Date of Award
Master of Science
Entomology and Plant Pathology
Bode A. Olukolu
Bode A. Olukolu, Bonnie H. Ownley, Kurt H. Lamour, Sarah L. Lebeis, Meg E. Staton
Previously considered a poor man’s crop, sweetpotato production is increasing globally due to its complex carbohydrates and other health benefits. Developing superior cultivars for various emerging market niches is imperative to sustaining and growing the production of sweetpotatoes. Culinary profiles such as sugar composition, organic acids and storage root color are vital for selecting sweetpotatoes targeted for various value-added products. To determine the genetic architecture and candidate genes underlying these culinary profiles, a genome wide association study on 23 traits was performed in over 700 sweetpotato accessions representing global genetic diversity. A new NGS-based quantitative reduced representation sequencing approach (omeSeq/qRRS), an empirical-based quality filtering pipeline (ngsComposer), and a SNP calling and filtering pipeline (GBSapp) were used to generate a high-density marker dataset comprised of about 80,000 dosage-based SNPs, indels, and CNVs. The phenotypic data were obtained from 20 years of USDA field trials. A R software package, GWASpoly, was used to test marker-trait associations using a mixed linear model while controlling for population structure with a dosage-based additive relationship matrix. The association analysis accounted for additive and all hexaploid dosage-based dominance models. Candidate genes controlling sweetpotato storage root sugars were revealed to be involved in sugar metabolism and transport, while others underscored the role of sugars in plant biotic and abiotic stress response. While various gene dosage models account for the genetic architecture of the culinary profiles, the additive model was the predominant mode of gene action. This information will help enhance the implementation of next-generation marker and genomic assisted breeding in the genetically complex hexaploid sweetpotato.

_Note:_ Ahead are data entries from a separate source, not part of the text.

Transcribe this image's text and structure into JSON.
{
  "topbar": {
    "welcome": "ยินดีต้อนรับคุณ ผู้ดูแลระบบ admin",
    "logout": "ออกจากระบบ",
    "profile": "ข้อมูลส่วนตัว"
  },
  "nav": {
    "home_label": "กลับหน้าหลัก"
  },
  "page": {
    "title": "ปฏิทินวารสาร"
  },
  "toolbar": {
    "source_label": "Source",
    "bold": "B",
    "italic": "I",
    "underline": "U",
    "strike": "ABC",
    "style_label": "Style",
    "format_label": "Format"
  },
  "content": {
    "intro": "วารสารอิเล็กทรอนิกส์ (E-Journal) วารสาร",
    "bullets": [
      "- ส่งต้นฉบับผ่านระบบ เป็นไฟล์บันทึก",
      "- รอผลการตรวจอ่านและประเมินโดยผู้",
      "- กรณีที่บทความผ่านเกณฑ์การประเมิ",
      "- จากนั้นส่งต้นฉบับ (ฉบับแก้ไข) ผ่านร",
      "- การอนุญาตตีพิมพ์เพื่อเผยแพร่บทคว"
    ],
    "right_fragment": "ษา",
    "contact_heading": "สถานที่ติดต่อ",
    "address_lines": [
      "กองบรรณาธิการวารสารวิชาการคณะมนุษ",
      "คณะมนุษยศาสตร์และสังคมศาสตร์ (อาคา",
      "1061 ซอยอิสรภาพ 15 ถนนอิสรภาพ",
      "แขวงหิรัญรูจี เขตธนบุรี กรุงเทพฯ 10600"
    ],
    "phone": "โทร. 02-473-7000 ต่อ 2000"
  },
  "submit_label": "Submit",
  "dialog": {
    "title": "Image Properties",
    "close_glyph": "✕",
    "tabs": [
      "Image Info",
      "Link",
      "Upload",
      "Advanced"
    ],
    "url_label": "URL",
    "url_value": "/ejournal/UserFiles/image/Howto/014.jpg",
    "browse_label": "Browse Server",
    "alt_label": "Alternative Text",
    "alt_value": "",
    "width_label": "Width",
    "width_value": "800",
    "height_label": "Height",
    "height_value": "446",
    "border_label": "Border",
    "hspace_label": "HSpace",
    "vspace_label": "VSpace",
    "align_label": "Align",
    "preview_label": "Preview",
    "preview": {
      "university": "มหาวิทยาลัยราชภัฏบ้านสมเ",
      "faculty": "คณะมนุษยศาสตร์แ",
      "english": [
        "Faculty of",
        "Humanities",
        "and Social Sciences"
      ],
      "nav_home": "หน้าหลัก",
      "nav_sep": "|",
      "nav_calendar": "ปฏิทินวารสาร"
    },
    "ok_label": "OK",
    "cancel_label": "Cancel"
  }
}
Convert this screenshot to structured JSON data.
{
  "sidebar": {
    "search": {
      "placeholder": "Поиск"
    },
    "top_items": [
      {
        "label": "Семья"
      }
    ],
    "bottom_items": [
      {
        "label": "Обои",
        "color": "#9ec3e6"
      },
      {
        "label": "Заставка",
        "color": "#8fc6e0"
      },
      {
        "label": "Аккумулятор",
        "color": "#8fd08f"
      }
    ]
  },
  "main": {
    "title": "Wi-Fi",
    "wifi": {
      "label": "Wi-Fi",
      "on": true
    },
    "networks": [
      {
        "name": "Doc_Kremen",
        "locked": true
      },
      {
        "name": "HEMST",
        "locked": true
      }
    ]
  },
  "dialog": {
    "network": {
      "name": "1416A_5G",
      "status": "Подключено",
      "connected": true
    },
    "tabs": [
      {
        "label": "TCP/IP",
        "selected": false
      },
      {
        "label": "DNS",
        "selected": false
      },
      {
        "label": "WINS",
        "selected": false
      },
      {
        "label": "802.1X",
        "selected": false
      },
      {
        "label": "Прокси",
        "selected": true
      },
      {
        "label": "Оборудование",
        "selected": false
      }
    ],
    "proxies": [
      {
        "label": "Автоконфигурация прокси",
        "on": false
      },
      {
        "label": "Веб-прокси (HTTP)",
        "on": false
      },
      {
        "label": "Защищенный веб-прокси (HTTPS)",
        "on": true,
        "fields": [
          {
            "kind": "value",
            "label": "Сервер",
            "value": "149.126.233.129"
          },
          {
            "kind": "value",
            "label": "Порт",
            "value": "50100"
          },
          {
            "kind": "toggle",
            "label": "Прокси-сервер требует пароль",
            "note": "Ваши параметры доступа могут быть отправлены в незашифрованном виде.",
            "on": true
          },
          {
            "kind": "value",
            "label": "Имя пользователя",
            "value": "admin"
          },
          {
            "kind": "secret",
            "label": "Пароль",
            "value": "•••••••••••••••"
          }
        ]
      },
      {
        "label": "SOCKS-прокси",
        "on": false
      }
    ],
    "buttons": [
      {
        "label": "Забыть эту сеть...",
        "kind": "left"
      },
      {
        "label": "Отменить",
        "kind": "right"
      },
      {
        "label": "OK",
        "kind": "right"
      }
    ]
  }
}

Rickman, Tara Elizabeth, "Genome-wide Associations Detect Allele Dose-dependent Metabolism and Transport Genes as Basis for Variation in Sweetpotato Storage Root Culinary Profiles. " Master's Thesis, University of Tennessee, 2020.